In Muskogee, Oklahoma, the question was posed to Senator Tom Coburn, who said that while he called Obama a “personal friend,” he considered the administration to be lawless and incompetent, and “getting perilously close” to impeachability. In Conroe, Texas, Senator Ted Cruz said a query about impeachment was “a good question,” but just not realistic; he later told National Review, “That’s not a fight we have a prospect of winning.”
The impeachment activists are undeterred by the lawmakers’ reluctance, however. The website overpasses.org records impeachment “rallies” -- often a few people with posters waving at highway traffic from above -- in 17 states.
This week, the movement stands to get a shot in the arm with the release of a new book, Impeachable Offenses: The Case for Removing Barack Obama From Office. Co-author Aaron Klein, a reporter for the website WorldNetDaily, says preorders of the book by retailers and book clubs were “approaching six figures” prior to its release Tuesday, and the publisher plans to deliver copies to the offices of members of Congress shortly after they return to Washington on September 9.

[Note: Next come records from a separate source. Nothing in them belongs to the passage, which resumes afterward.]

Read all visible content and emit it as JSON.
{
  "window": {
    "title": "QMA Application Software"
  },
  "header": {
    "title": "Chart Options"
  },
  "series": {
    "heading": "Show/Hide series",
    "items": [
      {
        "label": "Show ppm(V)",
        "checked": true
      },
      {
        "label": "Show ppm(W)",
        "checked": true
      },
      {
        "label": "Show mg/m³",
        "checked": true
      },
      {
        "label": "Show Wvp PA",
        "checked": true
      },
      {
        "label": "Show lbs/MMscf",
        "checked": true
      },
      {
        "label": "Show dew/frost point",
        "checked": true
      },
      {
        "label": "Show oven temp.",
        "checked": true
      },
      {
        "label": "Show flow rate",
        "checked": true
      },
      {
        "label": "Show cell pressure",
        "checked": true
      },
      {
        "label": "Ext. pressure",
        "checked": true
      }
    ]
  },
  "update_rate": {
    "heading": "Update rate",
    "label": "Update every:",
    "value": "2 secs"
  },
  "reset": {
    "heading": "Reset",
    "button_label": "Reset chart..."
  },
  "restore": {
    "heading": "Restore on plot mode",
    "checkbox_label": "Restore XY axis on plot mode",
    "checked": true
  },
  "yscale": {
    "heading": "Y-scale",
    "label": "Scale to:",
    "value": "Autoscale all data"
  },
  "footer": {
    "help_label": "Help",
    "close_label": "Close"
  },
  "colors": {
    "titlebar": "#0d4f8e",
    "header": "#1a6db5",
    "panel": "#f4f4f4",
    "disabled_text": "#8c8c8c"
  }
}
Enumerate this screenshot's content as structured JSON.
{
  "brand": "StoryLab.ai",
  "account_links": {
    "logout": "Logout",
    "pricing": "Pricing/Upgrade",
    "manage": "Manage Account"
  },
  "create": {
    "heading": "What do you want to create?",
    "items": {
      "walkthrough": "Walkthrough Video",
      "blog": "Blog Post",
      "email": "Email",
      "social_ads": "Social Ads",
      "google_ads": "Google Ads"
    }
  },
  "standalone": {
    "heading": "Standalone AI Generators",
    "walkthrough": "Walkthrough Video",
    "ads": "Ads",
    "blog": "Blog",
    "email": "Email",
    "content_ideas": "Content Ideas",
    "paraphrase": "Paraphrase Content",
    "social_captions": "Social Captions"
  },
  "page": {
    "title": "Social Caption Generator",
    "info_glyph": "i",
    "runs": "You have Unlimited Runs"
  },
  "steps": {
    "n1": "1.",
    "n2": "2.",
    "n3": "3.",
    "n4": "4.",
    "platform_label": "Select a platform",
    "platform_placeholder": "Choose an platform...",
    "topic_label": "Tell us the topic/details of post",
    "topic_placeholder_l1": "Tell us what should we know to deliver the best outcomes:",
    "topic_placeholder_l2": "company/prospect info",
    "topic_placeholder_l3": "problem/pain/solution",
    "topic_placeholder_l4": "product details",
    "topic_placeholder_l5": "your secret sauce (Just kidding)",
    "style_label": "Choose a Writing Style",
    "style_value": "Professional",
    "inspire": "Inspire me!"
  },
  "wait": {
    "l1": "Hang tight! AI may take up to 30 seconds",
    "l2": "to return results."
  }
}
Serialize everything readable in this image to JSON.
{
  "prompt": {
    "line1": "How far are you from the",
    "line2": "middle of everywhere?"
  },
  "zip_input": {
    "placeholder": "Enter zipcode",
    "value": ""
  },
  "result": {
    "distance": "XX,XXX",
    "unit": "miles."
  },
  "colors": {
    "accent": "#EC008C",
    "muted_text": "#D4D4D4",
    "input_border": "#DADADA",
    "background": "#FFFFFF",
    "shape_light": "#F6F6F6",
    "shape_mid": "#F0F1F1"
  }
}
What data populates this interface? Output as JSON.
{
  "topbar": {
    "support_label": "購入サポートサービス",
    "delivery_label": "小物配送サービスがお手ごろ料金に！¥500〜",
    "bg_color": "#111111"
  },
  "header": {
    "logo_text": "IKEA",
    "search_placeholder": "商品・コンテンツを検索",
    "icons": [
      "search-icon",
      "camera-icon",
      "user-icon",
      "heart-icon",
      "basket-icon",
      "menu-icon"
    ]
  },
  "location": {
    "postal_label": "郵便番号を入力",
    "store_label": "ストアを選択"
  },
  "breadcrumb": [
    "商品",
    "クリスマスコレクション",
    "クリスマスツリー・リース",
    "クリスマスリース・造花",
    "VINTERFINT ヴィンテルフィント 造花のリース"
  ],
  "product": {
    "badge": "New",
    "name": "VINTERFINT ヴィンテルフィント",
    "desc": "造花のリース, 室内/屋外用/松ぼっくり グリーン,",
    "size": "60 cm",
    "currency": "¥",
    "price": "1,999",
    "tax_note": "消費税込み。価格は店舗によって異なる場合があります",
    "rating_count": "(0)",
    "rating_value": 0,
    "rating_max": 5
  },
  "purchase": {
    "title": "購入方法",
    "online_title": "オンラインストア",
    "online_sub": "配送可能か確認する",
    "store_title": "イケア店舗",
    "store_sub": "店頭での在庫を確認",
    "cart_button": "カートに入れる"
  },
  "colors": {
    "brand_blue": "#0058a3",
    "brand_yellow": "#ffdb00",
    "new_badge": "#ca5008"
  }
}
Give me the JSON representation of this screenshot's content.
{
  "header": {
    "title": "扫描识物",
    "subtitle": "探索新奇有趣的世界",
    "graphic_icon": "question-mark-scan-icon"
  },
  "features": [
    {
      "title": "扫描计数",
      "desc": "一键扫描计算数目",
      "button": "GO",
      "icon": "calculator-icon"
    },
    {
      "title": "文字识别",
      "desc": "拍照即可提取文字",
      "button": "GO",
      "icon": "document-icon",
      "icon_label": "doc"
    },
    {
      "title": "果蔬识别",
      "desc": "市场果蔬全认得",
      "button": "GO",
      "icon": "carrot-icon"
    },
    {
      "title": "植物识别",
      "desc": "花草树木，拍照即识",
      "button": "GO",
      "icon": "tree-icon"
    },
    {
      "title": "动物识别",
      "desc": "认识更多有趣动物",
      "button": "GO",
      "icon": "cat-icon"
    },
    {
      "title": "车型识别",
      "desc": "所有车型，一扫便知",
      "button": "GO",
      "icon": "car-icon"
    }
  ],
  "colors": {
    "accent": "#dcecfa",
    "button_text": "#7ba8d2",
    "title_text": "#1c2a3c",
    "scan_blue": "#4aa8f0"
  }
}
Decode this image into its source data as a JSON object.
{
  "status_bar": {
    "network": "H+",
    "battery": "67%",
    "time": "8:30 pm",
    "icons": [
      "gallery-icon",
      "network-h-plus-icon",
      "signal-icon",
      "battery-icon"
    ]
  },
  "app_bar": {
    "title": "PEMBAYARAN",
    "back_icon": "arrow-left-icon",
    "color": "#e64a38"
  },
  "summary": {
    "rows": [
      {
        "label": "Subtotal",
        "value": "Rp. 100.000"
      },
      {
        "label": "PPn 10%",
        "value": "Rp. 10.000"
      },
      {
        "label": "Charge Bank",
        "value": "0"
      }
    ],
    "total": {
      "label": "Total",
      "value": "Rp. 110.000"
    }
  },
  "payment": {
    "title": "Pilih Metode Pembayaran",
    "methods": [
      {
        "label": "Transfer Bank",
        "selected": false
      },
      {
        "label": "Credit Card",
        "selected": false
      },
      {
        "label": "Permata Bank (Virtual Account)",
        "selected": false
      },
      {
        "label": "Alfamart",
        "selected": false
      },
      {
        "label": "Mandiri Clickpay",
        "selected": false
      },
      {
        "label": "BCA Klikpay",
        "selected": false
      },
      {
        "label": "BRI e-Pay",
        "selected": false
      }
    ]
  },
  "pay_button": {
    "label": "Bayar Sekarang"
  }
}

WND is known for its pursuit of the birth-certificate non-issue, but Klein, a radio host whose other books include The Manchurian President: Barack Obama's Ties to Communists, Socialists and Other Anti-American Extremists, said no space is devoted to birtherism in his book. Its aim, despite the title, is not to advocate impeachment, he claims, but to dispassionately lay out the potential grounds. “I’m trying to present the case journalistically and allow the public to decide,” he said in an interview. “I personally think, yes, there is a strong case for impeachment proceedings on multiple fronts.”
Klein insists this is not a partisan endeavor -- he calls himself an independent and quotes the ACLU and the lefty antiwar group Code Pink in his book, which focuses on alleged overreaches of executive authority. “This is about individual liberty. It’s about the rule of law,” he said. “It’s about whether the separation of powers means anything or not.” While Klein wasn’t on the case when George W. Bush was in office, he says many of the Obama Administration’s alleged national-security offenses might have applied then, too.
For now, the impeachment movement is too fringe even for the likes of Cruz, the capitol's chief boat-rocker. But I was curious: What does Klein’s case for impeachment consist of? There’s a lot in the book, he told me, but he gave a few examples. The constitutional standard for impeachment is "Treason, Bribery, or other high Crimes and Misdemeanors." Klein's claims fall under the second two categories.
* Obamacare: Klein describes a number of arguments involving the health-care legislation, with the crux being that Obama committed a crime against his office by bypassing Congress in some way. "An obvious response is that the healthcare legislation was upheld by the Supreme Court," he noted. "But the book reports the White House has been hard at work changing the implementation of key sections of Obamacare without Congressional oversight."